What this task involves => Pick out the lines below that contain the string "title" and copy them all.

Given records =>
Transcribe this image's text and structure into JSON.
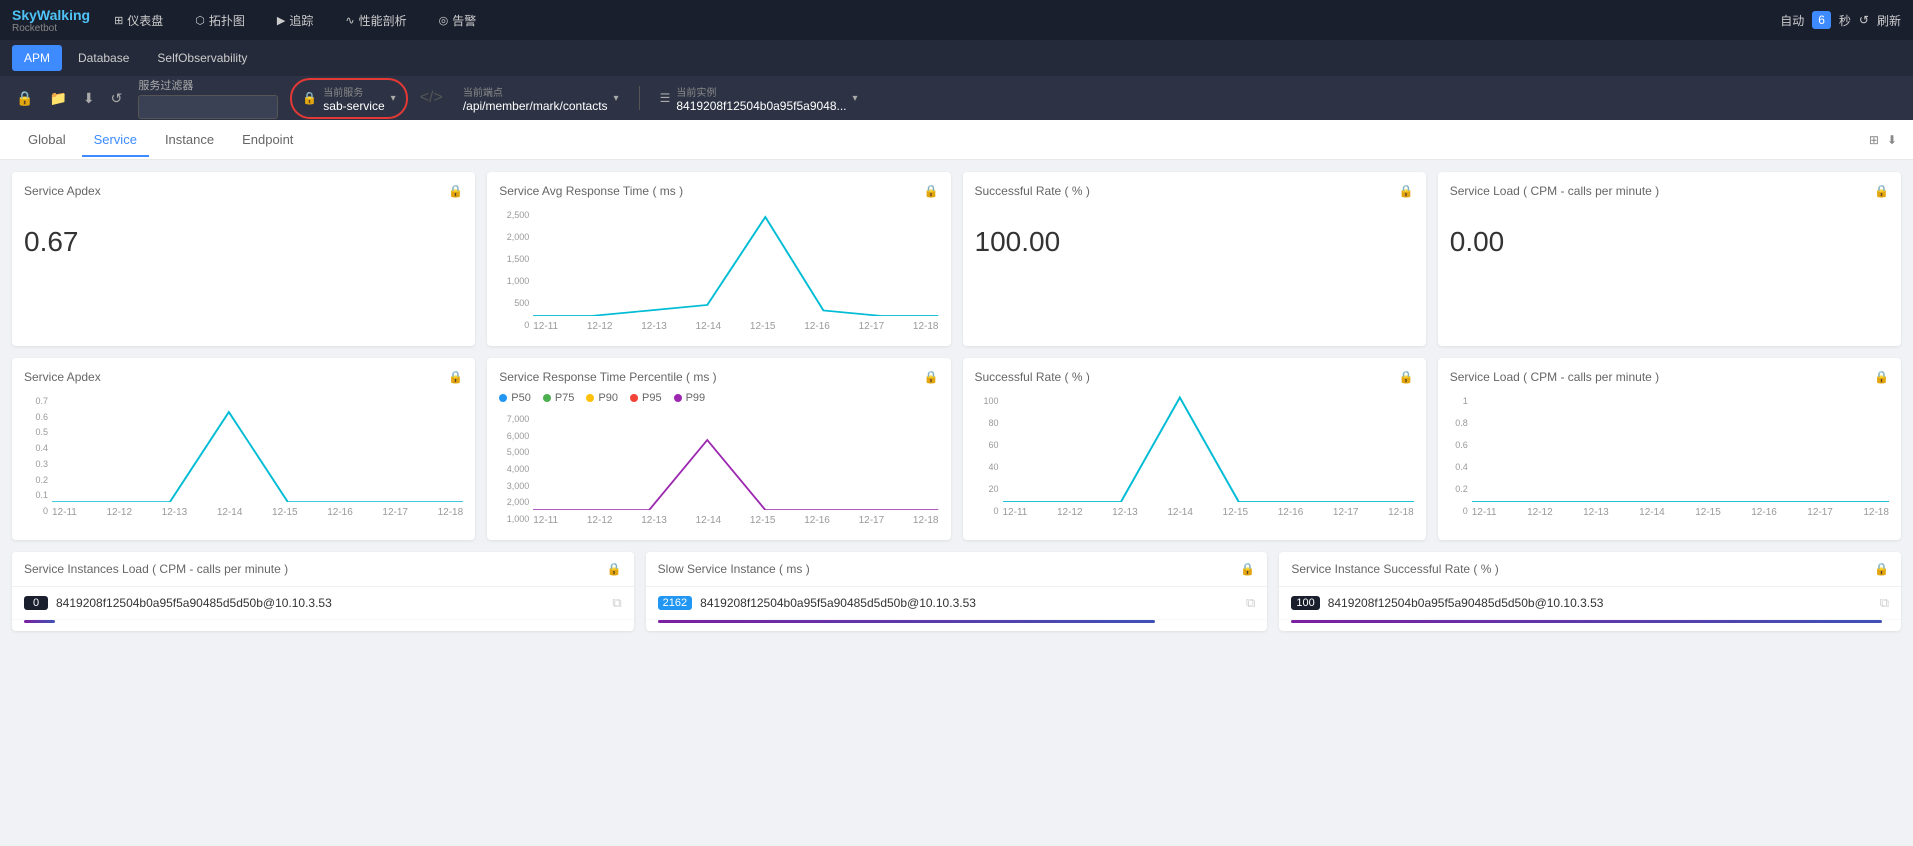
{
  "app": {
    "logo": "SkyWalking",
    "sub": "Rocketbot"
  },
  "topNav": {
    "items": [
      {
        "id": "dashboard",
        "icon": "⊞",
        "label": "仪表盘"
      },
      {
        "id": "topology",
        "icon": "⬡",
        "label": "拓扑图"
      },
      {
        "id": "trace",
        "icon": "▶",
        "label": "追踪"
      },
      {
        "id": "profiling",
        "icon": "∿",
        "label": "性能剖析"
      },
      {
        "id": "alarm",
        "icon": "◎",
        "label": "告警"
      }
    ],
    "right": {
      "auto": "自动",
      "interval": "6",
      "unit1": "秒",
      "refresh": "刷新"
    }
  },
  "apmTabs": [
    {
      "id": "apm",
      "label": "APM",
      "active": true
    },
    {
      "id": "database",
      "label": "Database"
    },
    {
      "id": "self",
      "label": "SelfObservability"
    }
  ],
  "filterBar": {
    "serviceFilterLabel": "服务过滤器",
    "serviceFilterPlaceholder": "",
    "currentServiceLabel": "当前服务",
    "currentServiceValue": "sab-service",
    "currentEndpointLabel": "当前端点",
    "currentEndpointValue": "/api/member/mark/contacts",
    "currentInstanceLabel": "当前实例",
    "currentInstanceValue": "8419208f12504b0a95f5a9048..."
  },
  "dashTabs": [
    {
      "id": "global",
      "label": "Global"
    },
    {
      "id": "service",
      "label": "Service",
      "active": true
    },
    {
      "id": "instance",
      "label": "Instance"
    },
    {
      "id": "endpoint",
      "label": "Endpoint"
    }
  ],
  "cards": {
    "row1": [
      {
        "id": "service-apdex-1",
        "title": "Service Apdex",
        "value": "0.67",
        "type": "metric"
      },
      {
        "id": "service-avg-response",
        "title": "Service Avg Response Time ( ms )",
        "type": "chart",
        "yLabels": [
          "2,500",
          "2,000",
          "1,500",
          "1,000",
          "500",
          "0"
        ],
        "xLabels": [
          "12-11",
          "12-12",
          "12-13",
          "12-14",
          "12-15",
          "12-16",
          "12-17",
          "12-18"
        ],
        "chartColor": "#00bcd4"
      },
      {
        "id": "successful-rate-1",
        "title": "Successful Rate ( % )",
        "value": "100.00",
        "type": "metric"
      },
      {
        "id": "service-load-1",
        "title": "Service Load ( CPM - calls per minute )",
        "value": "0.00",
        "type": "metric"
      }
    ],
    "row2": [
      {
        "id": "service-apdex-2",
        "title": "Service Apdex",
        "type": "chart",
        "yLabels": [
          "0.7",
          "0.6",
          "0.5",
          "0.4",
          "0.3",
          "0.2",
          "0.1",
          "0"
        ],
        "xLabels": [
          "12-11",
          "12-12",
          "12-13",
          "12-14",
          "12-15",
          "12-16",
          "12-17",
          "12-18"
        ],
        "chartColor": "#00bcd4"
      },
      {
        "id": "service-response-percentile",
        "title": "Service Response Time Percentile ( ms )",
        "type": "chart-legend",
        "legend": [
          {
            "label": "P50",
            "color": "#2196f3"
          },
          {
            "label": "P75",
            "color": "#4caf50"
          },
          {
            "label": "P90",
            "color": "#ffc107"
          },
          {
            "label": "P95",
            "color": "#f44336"
          },
          {
            "label": "P99",
            "color": "#9c27b0"
          }
        ],
        "yLabels": [
          "7,000",
          "6,000",
          "5,000",
          "4,000",
          "3,000",
          "2,000",
          "1,000"
        ],
        "xLabels": [
          "12-11",
          "12-12",
          "12-13",
          "12-14",
          "12-15",
          "12-16",
          "12-17",
          "12-18"
        ],
        "chartColor": "#9c27b0"
      },
      {
        "id": "successful-rate-2",
        "title": "Successful Rate ( % )",
        "type": "chart",
        "yLabels": [
          "100",
          "80",
          "60",
          "40",
          "20",
          "0"
        ],
        "xLabels": [
          "12-11",
          "12-12",
          "12-13",
          "12-14",
          "12-15",
          "12-16",
          "12-17",
          "12-18"
        ],
        "chartColor": "#00bcd4"
      },
      {
        "id": "service-load-2",
        "title": "Service Load ( CPM - calls per minute )",
        "type": "chart",
        "yLabels": [
          "1",
          "0.8",
          "0.6",
          "0.4",
          "0.2",
          "0"
        ],
        "xLabels": [
          "12-11",
          "12-12",
          "12-13",
          "12-14",
          "12-15",
          "12-16",
          "12-17",
          "12-18"
        ],
        "chartColor": "#00bcd4"
      }
    ]
  },
  "bottomCards": [
    {
      "id": "service-instances-load",
      "title": "Service Instances Load ( CPM - calls per minute )",
      "items": [
        {
          "badge": "0",
          "badgeClass": "dark",
          "text": "8419208f12504b0a95f5a90485d5d50b@10.10.3.53",
          "barColor": "#7b1fa2"
        }
      ]
    },
    {
      "id": "slow-service-instance",
      "title": "Slow Service Instance ( ms )",
      "items": [
        {
          "badge": "2162",
          "badgeClass": "blue",
          "text": "8419208f12504b0a95f5a90485d5d50b@10.10.3.53",
          "barColor": "#7b1fa2"
        }
      ]
    },
    {
      "id": "service-instance-success-rate",
      "title": "Service Instance Successful Rate ( % )",
      "items": [
        {
          "badge": "100",
          "badgeClass": "dark",
          "text": "8419208f12504b0a95f5a90485d5d50b@10.10.3.53",
          "barColor": "#7b1fa2"
        }
      ]
    }
  ],
  "colors": {
    "accent": "#3d8bff",
    "navBg": "#1a1f2e",
    "apmBg": "#252a3a",
    "filterBg": "#2d3344",
    "chartLine": "#00bcd4",
    "redCircle": "#e53935"
  }
}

Task solution =>
        "title": "Service Apdex",
        "title": "Service Avg Response Time ( ms )",
        "title": "Successful Rate ( % )",
        "title": "Service Load ( CPM - calls per minute )",
        "title": "Service Apdex",
        "title": "Service Response Time Percentile ( ms )",
        "title": "Successful Rate ( % )",
        "title": "Service Load ( CPM - calls per minute )",
      "title": "Service Instances Load ( CPM - calls per minute )",
      "title": "Slow Service Instance ( ms )",
      "title": "Service Instance Successful Rate ( % )",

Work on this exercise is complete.